Work to be completed → In the data, find the word "created" and copy out every line that has it.

Excerpted records →
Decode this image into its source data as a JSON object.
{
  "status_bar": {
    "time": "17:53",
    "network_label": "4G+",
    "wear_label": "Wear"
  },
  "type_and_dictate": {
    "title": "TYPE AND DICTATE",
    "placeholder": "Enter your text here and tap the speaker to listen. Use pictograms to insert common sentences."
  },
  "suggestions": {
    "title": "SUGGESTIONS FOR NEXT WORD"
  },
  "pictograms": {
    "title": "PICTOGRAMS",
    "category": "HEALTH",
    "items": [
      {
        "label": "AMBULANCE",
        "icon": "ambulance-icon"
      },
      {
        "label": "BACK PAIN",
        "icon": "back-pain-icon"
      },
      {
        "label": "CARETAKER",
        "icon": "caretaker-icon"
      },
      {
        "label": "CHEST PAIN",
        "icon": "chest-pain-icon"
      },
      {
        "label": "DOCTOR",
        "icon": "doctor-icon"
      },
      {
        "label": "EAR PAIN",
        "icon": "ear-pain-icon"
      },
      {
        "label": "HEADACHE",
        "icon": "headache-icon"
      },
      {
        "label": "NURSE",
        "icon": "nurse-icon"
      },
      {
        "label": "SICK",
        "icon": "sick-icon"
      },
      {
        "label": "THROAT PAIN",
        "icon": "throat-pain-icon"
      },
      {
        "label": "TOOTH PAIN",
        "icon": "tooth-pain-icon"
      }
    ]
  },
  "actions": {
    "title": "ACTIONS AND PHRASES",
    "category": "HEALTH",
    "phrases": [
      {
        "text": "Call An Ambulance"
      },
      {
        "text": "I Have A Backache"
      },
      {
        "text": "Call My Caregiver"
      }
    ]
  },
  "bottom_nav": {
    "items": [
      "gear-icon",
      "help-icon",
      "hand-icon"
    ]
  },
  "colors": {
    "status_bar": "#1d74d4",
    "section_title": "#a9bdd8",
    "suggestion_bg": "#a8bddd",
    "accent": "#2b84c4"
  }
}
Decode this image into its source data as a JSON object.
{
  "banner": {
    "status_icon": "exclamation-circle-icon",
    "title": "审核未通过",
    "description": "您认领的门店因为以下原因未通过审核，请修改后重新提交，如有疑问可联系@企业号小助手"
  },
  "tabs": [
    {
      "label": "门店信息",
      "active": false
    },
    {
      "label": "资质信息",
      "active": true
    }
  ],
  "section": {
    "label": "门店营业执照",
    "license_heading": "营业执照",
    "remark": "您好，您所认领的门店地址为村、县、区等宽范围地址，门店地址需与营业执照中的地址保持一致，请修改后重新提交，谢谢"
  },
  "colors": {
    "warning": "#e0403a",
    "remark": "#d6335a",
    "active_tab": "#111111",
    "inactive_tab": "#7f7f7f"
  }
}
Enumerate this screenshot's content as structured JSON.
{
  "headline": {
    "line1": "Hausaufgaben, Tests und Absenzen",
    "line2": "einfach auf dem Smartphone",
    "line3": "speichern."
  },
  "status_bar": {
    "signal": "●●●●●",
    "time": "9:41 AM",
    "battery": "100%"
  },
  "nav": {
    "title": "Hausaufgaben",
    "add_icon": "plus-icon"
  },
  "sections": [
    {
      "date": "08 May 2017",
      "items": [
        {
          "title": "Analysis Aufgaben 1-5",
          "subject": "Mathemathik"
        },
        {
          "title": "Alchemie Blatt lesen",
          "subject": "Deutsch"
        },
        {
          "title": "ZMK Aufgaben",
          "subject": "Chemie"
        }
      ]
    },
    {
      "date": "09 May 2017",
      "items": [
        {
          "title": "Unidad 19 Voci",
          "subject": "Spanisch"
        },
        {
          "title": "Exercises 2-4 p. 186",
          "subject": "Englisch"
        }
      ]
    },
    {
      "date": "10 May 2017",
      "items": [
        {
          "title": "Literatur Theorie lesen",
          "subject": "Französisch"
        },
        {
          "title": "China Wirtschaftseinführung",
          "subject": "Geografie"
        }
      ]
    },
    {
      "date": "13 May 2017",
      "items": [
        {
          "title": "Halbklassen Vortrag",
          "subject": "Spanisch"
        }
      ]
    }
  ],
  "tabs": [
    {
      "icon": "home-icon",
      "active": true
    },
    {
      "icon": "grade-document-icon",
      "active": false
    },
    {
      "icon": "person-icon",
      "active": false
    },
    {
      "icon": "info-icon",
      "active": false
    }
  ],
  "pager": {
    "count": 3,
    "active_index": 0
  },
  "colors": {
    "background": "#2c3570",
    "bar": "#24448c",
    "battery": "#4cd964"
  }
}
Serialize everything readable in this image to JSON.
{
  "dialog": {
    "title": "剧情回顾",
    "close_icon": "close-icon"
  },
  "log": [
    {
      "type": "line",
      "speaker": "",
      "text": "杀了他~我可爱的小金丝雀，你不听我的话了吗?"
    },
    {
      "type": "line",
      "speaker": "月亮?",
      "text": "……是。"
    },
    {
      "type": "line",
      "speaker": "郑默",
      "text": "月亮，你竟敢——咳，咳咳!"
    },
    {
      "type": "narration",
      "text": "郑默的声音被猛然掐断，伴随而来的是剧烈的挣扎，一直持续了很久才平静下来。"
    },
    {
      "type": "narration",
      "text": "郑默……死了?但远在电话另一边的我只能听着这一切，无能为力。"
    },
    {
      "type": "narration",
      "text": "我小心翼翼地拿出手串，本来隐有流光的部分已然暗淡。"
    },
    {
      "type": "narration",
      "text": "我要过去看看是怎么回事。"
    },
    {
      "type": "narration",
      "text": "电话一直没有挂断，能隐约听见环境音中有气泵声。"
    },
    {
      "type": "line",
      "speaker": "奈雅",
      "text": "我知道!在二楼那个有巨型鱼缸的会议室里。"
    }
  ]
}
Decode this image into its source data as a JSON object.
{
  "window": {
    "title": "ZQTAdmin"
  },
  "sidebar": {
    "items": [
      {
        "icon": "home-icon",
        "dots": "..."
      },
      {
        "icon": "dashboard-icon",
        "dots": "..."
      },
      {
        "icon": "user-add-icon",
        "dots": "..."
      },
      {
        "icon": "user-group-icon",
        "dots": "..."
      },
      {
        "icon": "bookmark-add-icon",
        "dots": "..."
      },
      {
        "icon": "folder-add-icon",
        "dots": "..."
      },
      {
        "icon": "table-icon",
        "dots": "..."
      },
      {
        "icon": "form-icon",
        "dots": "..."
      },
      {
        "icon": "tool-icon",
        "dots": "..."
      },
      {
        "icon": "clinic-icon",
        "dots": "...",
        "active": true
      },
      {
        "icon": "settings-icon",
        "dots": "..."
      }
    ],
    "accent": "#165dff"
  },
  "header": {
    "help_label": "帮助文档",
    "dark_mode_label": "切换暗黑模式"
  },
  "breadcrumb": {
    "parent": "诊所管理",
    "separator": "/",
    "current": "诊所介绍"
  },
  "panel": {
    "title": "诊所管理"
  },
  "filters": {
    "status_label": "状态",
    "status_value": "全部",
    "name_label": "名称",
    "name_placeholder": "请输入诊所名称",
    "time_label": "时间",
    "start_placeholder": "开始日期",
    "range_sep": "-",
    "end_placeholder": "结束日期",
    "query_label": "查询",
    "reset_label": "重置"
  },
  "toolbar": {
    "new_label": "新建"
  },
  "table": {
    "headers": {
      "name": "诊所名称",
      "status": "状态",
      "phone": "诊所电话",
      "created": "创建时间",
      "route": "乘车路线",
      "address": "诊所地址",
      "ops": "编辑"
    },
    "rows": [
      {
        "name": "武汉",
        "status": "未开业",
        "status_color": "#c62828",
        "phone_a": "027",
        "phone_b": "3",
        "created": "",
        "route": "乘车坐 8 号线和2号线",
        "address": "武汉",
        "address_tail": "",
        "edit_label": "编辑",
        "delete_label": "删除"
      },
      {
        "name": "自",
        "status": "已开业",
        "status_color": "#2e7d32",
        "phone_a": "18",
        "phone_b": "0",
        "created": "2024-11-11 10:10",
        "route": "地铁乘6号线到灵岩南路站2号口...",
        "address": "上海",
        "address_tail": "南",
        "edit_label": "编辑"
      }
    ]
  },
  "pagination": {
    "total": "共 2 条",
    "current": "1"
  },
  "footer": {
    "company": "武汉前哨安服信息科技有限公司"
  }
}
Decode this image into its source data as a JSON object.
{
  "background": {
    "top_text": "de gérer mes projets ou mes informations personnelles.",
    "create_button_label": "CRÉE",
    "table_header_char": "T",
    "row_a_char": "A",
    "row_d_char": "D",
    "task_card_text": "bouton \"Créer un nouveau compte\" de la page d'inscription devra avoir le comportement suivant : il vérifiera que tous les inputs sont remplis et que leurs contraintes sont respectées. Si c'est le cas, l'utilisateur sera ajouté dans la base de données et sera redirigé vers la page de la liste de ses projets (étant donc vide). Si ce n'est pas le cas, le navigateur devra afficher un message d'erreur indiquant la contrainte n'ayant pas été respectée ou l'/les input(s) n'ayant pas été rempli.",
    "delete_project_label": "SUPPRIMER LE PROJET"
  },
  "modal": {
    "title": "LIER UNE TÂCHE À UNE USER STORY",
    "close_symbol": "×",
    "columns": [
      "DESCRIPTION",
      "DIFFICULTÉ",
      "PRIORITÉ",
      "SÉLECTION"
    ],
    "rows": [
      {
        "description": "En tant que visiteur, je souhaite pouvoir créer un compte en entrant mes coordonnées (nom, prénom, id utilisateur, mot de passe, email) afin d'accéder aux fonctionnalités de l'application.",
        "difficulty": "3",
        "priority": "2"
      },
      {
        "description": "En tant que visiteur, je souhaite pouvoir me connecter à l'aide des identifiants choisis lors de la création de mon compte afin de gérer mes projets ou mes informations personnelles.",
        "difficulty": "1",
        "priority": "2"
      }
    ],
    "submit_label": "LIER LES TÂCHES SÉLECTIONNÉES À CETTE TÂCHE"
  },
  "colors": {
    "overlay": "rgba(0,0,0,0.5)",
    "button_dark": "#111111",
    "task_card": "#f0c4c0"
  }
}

Solution to this problem →
      "created": "创建时间",
        "created": "",
        "created": "2024-11-11 10:10",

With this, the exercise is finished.